PROVIDED RECORDS:
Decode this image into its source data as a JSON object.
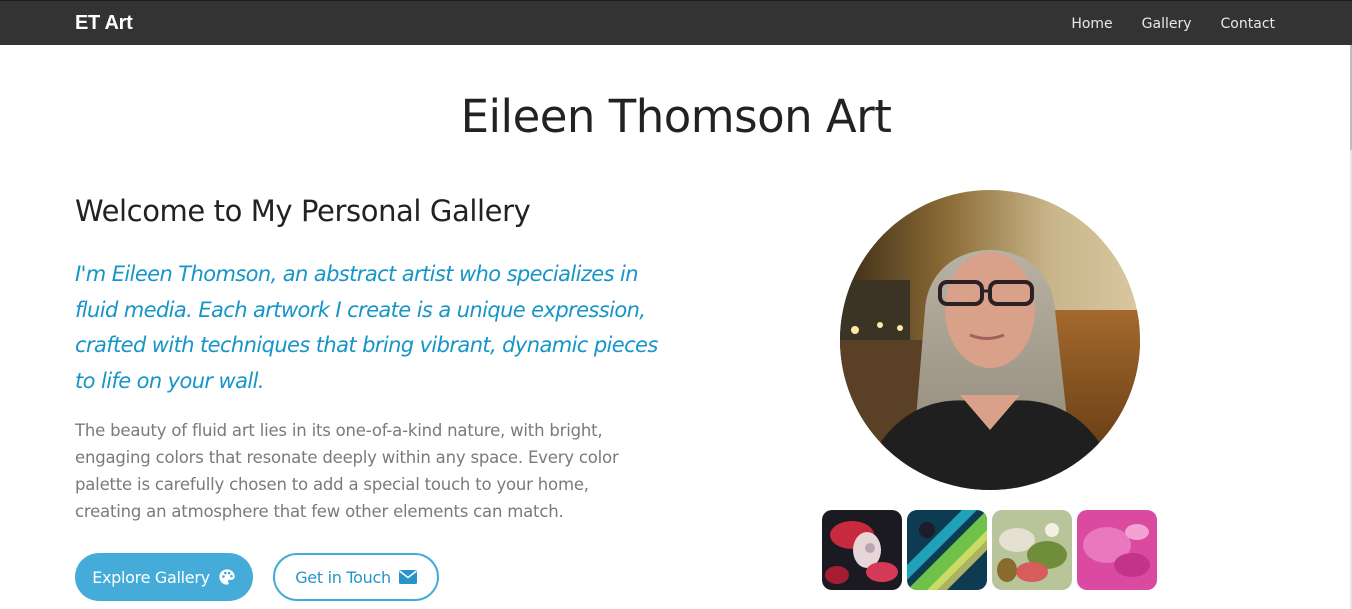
{
  "nav": {
    "brand": "ET Art",
    "links": [
      "Home",
      "Gallery",
      "Contact"
    ]
  },
  "hero": {
    "title": "Eileen Thomson Art",
    "welcome": "Welcome to My Personal Gallery",
    "lead": "I'm Eileen Thomson, an abstract artist who specializes in fluid media. Each artwork I create is a unique expression, crafted with techniques that bring vibrant, dynamic pieces to life on your wall.",
    "body": "The beauty of fluid art lies in its one-of-a-kind nature, with bright, engaging colors that resonate deeply within any space. Every color palette is carefully chosen to add a special touch to your home, creating an atmosphere that few other elements can match.",
    "buttons": {
      "explore": "Explore Gallery",
      "contact": "Get in Touch"
    }
  },
  "icons": {
    "explore": "palette-icon",
    "contact": "envelope-icon"
  },
  "colors": {
    "navbar": "#333333",
    "accent": "#45acd9",
    "lead_text": "#1695c8",
    "body_text": "#7a7a7a"
  }
}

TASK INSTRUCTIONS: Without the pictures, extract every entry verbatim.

COMPLETED TASK:
Decode this image into its source data as a JSON object.
{
  "nav": {
    "brand": "ET Art",
    "links": [
      "Home",
      "Gallery",
      "Contact"
    ]
  },
  "hero": {
    "title": "Eileen Thomson Art",
    "welcome": "Welcome to My Personal Gallery",
    "lead": "I'm Eileen Thomson, an abstract artist who specializes in fluid media. Each artwork I create is a unique expression, crafted with techniques that bring vibrant, dynamic pieces to life on your wall.",
    "body": "The beauty of fluid art lies in its one-of-a-kind nature, with bright, engaging colors that resonate deeply within any space. Every color palette is carefully chosen to add a special touch to your home, creating an atmosphere that few other elements can match.",
    "buttons": {
      "explore": "Explore Gallery",
      "contact": "Get in Touch"
    }
  },
  "icons": {
    "explore": "palette-icon",
    "contact": "envelope-icon"
  },
  "colors": {
    "navbar": "#333333",
    "accent": "#45acd9",
    "lead_text": "#1695c8",
    "body_text": "#7a7a7a"
  }
}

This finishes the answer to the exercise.